Invensys has confirmed that it has made an agreed all-cash offer for Baan of 2.85 Euros share, which values Baan at 762 million Euros, 474, or $708 million. The offer is recommended by both boards. Yesterday, Baan closed in Amsterdam at 2.62 Euros, giving a less than nine per cent premium, which is certainly considerably less than expected.
Bright Station is to announce today the purchase of technology assets of boo.com, for a whopping 250,000, the Sunday Times reports.
When Infogrames sent out a press release saying it had offered software developer Ronaldo Nascimento 100,000 for his legitimately owned URL www.ronaldo.com, we were confused.
Gateway and AOL are to become Transmeta's first announced major customers. The grand unveiling of a Linux Internet appliance is scheduled to take place later today, but Transmeta's flair for publicity doesn't seem to have tarnished in the three months purdah since it announced, and even seems to have rubbed off on its partners a tad.
Chipzilla's new price list introduces three new Xeons and a solitary Pentium III, along with price cuts of up to 44 per cent on existing parts. All prices are for 1000-unit quantities.

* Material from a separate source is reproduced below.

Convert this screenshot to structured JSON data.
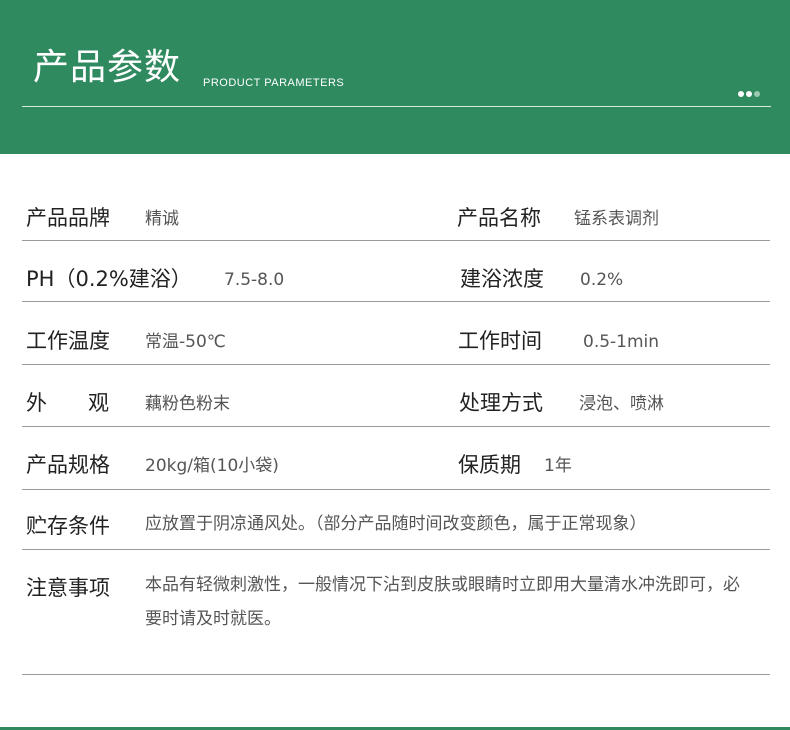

Every now and again somebody buys Orange, the number three UK mobile phone business, and CEO Hans Snook gets another addition to his substantial wad. Not that we're suggesting this is anything more than a side-effect, of course. This time around it's France Telecom, which today announced that it will be paying Vodafone AirTouch 20 billion Euros in cash and 20 billion in stock for Orange, and will take on debt of about 4 billion Euros and pay Orange's 4.5 billion tab for the UK 3G licence.
As one reader pointed out, following our last rundown of the hype circus that is WAP, this stuff exists, it's out there and does work.

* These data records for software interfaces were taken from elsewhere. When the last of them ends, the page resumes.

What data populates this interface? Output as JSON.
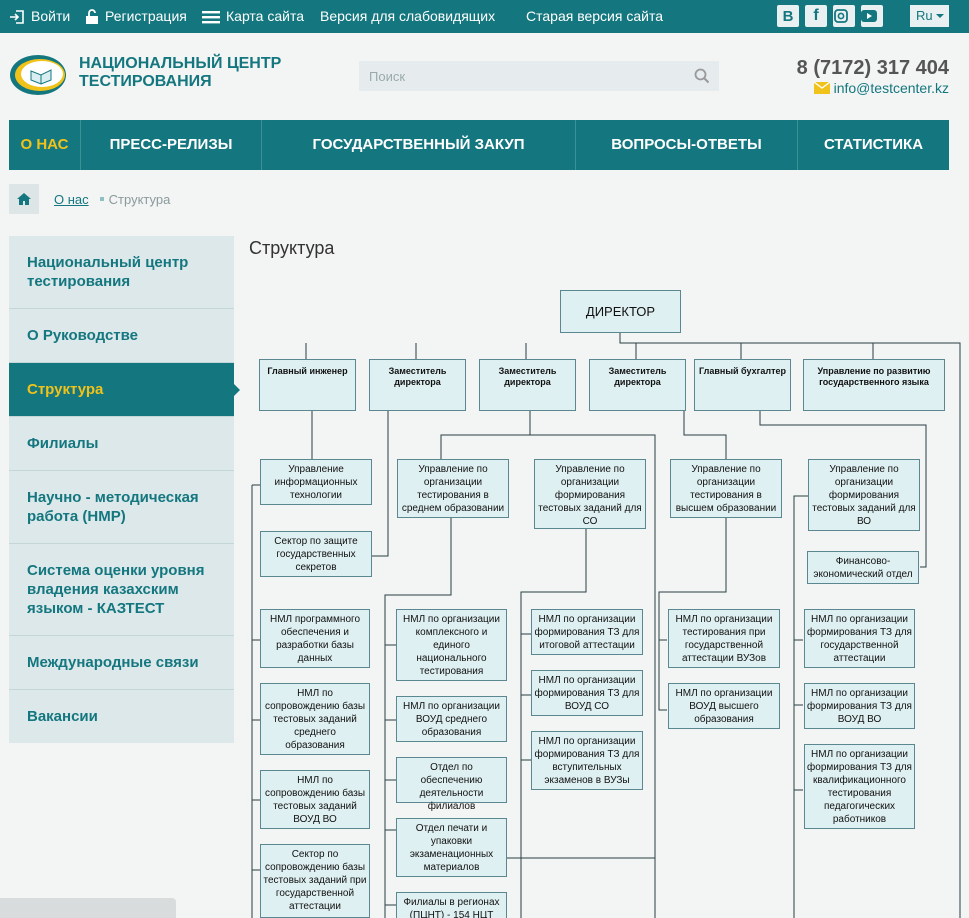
{
  "topbar": {
    "login": "Войти",
    "register": "Регистрация",
    "sitemap": "Карта сайта",
    "vision": "Версия для слабовидящих",
    "old": "Старая версия сайта",
    "lang": "Ru"
  },
  "social": [
    "vk-icon",
    "facebook-icon",
    "instagram-icon",
    "youtube-icon"
  ],
  "brand": {
    "line1": "НАЦИОНАЛЬНЫЙ ЦЕНТР",
    "line2": "ТЕСТИРОВАНИЯ"
  },
  "search": {
    "placeholder": "Поиск"
  },
  "contact": {
    "phone": "8 (7172) 317 404",
    "email": "info@testcenter.kz"
  },
  "nav": [
    {
      "label": "О НАС"
    },
    {
      "label": "ПРЕСС-РЕЛИЗЫ"
    },
    {
      "label": "ГОСУДАРСТВЕННЫЙ ЗАКУП"
    },
    {
      "label": "ВОПРОСЫ-ОТВЕТЫ"
    },
    {
      "label": "СТАТИСТИКА"
    }
  ],
  "breadcrumb": {
    "parent": "О нас",
    "current": "Структура"
  },
  "sidebar": [
    {
      "label": "Национальный центр тестирования"
    },
    {
      "label": "О Руководстве"
    },
    {
      "label": "Структура"
    },
    {
      "label": "Филиалы"
    },
    {
      "label": "Научно - методическая работа (НМР)"
    },
    {
      "label": "Система оценки уровня владения казахским языком - КАЗТЕСТ"
    },
    {
      "label": "Международные связи"
    },
    {
      "label": "Вакансии"
    }
  ],
  "page_title": "Структура",
  "org": {
    "director": "ДИРЕКТОР",
    "top": [
      "Главный инженер",
      "Заместитель директора",
      "Заместитель директора",
      "Заместитель директора",
      "Главный бухгалтер",
      "Управление по развитию государственного языка"
    ],
    "units": [
      "Управление информационных технологии",
      "Сектор по защите государственных секретов",
      "НМЛ программного обеспечения и разработки базы данных",
      "НМЛ по сопровождению базы тестовых заданий среднего образования",
      "НМЛ по сопровождению базы тестовых заданий ВОУД ВО",
      "Сектор по сопровождению базы тестовых заданий при государственной аттестации",
      "Управление по организации тестирования в среднем образовании",
      "НМЛ по организации комплексного и единого национального тестирования",
      "НМЛ по организации ВОУД среднего образования",
      "Отдел по обеспечению деятельности филиалов",
      "Отдел печати и упаковки экзаменационных материалов",
      "Филиалы в регионах (ПЦНТ) - 154 НЦТ",
      "Управление по организации формирования тестовых заданий для СО",
      "НМЛ по организации формирования ТЗ для итоговой аттестации",
      "НМЛ по организации формирования ТЗ для ВОУД СО",
      "НМЛ по организации формирования ТЗ для вступительных экзаменов в ВУЗы",
      "Управление по организации тестирования в высшем образовании",
      "НМЛ по организации тестирования при государственной аттестации ВУЗов",
      "НМЛ по организации ВОУД высшего образования",
      "Управление по организации формирования тестовых заданий для ВО",
      "Финансово-экономический отдел",
      "НМЛ по организации формирования ТЗ для государственной аттестации",
      "НМЛ по организации формирования ТЗ для ВОУД ВО",
      "НМЛ по организации формирования ТЗ для квалификационного тестирования педагогических работников"
    ]
  },
  "colors": {
    "primary": "#14777f",
    "accent": "#f0c21a",
    "box": "#dff0f2"
  }
}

Oftel, the winged watchdog, has told BT it must offer its competitors an unmetered rate of access to its network. The decision follows a complaint by MCI Worldcom that BT refused to offer it a flat-fee service, offering instead the usual pay-as-you-use metered access.
Has Nintendo delayed the launch of its upcoming next-generation games console, codenamed Dolphin? That's certainly one inference you can make from the company's latest financial results.

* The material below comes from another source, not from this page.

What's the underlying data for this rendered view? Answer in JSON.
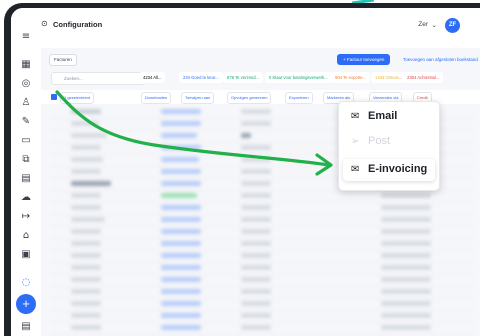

Telewest, the digital cableco that just can't seem to get it right, looks set to ditch its broadband service for a Dutch version from chello.
MS on Trial Last week Judge Jackson refused to let Microsoft call new witnesses to respond to what the company terms "the government's sweeping demands." But yesterday Microsoft submitted the witness list, along with a precis of what they would (probably) have said, anyway. And some of it's fascinating; Compaq CEO Mike Capellas sings the virtues of having a single vendor for OS and apps (so rival vendors can forget the Compaq gig), while one of the other star witnesses, Jeffrey Katzenberg of DreamWorks, seems to have a Web site that runs on, er, Linux.
Sony has revised build targets upwards for Playstation 2 consoles to 2.2 million units per month, from earlier announced targets of 1.4 million units per month.
BT Internet users are being forced to wait at least one month longer than new customers to sign up for BT Surftime.
Computer 2000 this week saw its general manager for e-commerce and marketing scooped by a dotcom.
3dfx has begun shipping its much-anticipated Voodoo 5500 AGP card and told buyers to expect stock to hit stores' shelves on 9 June.
You gotta hand it to BT - the telco certainly knows how to look on the bright side of life.
The latest news from Rosswell is first, that "influential" Goldman Sachs analyst Rick Sherlund today said the onset of a quiet period in the trial may allow Microsoft stock to recover lost ground, and second, that the stock price promptly kicked upwards. Consequently we at The Register have started idly musing about the viability of something called, say, goldfish.com* as a source of stock tips.